(Data entries)
....
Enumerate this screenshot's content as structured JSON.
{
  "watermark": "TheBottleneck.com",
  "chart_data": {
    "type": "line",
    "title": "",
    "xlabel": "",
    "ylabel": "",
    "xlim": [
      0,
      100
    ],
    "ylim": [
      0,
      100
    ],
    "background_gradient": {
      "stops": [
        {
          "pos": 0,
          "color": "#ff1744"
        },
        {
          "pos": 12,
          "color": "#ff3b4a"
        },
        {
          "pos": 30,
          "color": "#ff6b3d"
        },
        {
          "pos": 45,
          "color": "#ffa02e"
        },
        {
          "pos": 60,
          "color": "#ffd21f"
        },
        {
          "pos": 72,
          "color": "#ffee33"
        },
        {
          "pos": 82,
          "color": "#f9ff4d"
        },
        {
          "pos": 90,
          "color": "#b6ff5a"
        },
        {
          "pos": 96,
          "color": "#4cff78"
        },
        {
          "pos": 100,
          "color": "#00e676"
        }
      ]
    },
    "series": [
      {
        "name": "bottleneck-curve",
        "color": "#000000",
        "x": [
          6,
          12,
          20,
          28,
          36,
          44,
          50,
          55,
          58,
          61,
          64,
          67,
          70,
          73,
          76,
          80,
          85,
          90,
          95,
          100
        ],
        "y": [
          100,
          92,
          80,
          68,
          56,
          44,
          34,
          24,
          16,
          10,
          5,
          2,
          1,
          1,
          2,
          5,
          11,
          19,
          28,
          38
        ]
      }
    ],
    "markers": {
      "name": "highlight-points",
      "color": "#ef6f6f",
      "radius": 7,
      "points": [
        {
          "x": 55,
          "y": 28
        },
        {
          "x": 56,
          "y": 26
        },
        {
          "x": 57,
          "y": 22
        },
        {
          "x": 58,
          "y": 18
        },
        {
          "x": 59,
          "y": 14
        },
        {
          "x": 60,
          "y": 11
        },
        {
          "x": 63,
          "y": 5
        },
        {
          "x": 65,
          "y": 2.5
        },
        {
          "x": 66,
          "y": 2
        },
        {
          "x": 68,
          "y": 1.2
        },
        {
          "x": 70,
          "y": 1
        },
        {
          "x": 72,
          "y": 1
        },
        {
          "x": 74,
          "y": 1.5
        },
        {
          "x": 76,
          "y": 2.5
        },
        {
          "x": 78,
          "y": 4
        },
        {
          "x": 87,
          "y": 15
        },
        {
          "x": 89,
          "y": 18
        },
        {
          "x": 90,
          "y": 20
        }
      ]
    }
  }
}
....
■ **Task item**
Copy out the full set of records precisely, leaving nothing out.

■ **Exercise solution**
Enumerate this screenshot's content as structured JSON.
{
  "watermark": "TheBottleneck.com",
  "chart_data": {
    "type": "line",
    "title": "",
    "xlabel": "",
    "ylabel": "",
    "xlim": [
      0,
      100
    ],
    "ylim": [
      0,
      100
    ],
    "background_gradient": {
      "stops": [
        {
          "pos": 0,
          "color": "#ff1744"
        },
        {
          "pos": 12,
          "color": "#ff3b4a"
        },
        {
          "pos": 30,
          "color": "#ff6b3d"
        },
        {
          "pos": 45,
          "color": "#ffa02e"
        },
        {
          "pos": 60,
          "color": "#ffd21f"
        },
        {
          "pos": 72,
          "color": "#ffee33"
        },
        {
          "pos": 82,
          "color": "#f9ff4d"
        },
        {
          "pos": 90,
          "color": "#b6ff5a"
        },
        {
          "pos": 96,
          "color": "#4cff78"
        },
        {
          "pos": 100,
          "color": "#00e676"
        }
      ]
    },
    "series": [
      {
        "name": "bottleneck-curve",
        "color": "#000000",
        "x": [
          6,
          12,
          20,
          28,
          36,
          44,
          50,
          55,
          58,
          61,
          64,
          67,
          70,
          73,
          76,
          80,
          85,
          90,
          95,
          100
        ],
        "y": [
          100,
          92,
          80,
          68,
          56,
          44,
          34,
          24,
          16,
          10,
          5,
          2,
          1,
          1,
          2,
          5,
          11,
          19,
          28,
          38
        ]
      }
    ],
    "markers": {
      "name": "highlight-points",
      "color": "#ef6f6f",
      "radius": 7,
      "points": [
        {
          "x": 55,
          "y": 28
        },
        {
          "x": 56,
          "y": 26
        },
        {
          "x": 57,
          "y": 22
        },
        {
          "x": 58,
          "y": 18
        },
        {
          "x": 59,
          "y": 14
        },
        {
          "x": 60,
          "y": 11
        },
        {
          "x": 63,
          "y": 5
        },
        {
          "x": 65,
          "y": 2.5
        },
        {
          "x": 66,
          "y": 2
        },
        {
          "x": 68,
          "y": 1.2
        },
        {
          "x": 70,
          "y": 1
        },
        {
          "x": 72,
          "y": 1
        },
        {
          "x": 74,
          "y": 1.5
        },
        {
          "x": 76,
          "y": 2.5
        },
        {
          "x": 78,
          "y": 4
        },
        {
          "x": 87,
          "y": 15
        },
        {
          "x": 89,
          "y": 18
        },
        {
          "x": 90,
          "y": 20
        }
      ]
    }
  }
}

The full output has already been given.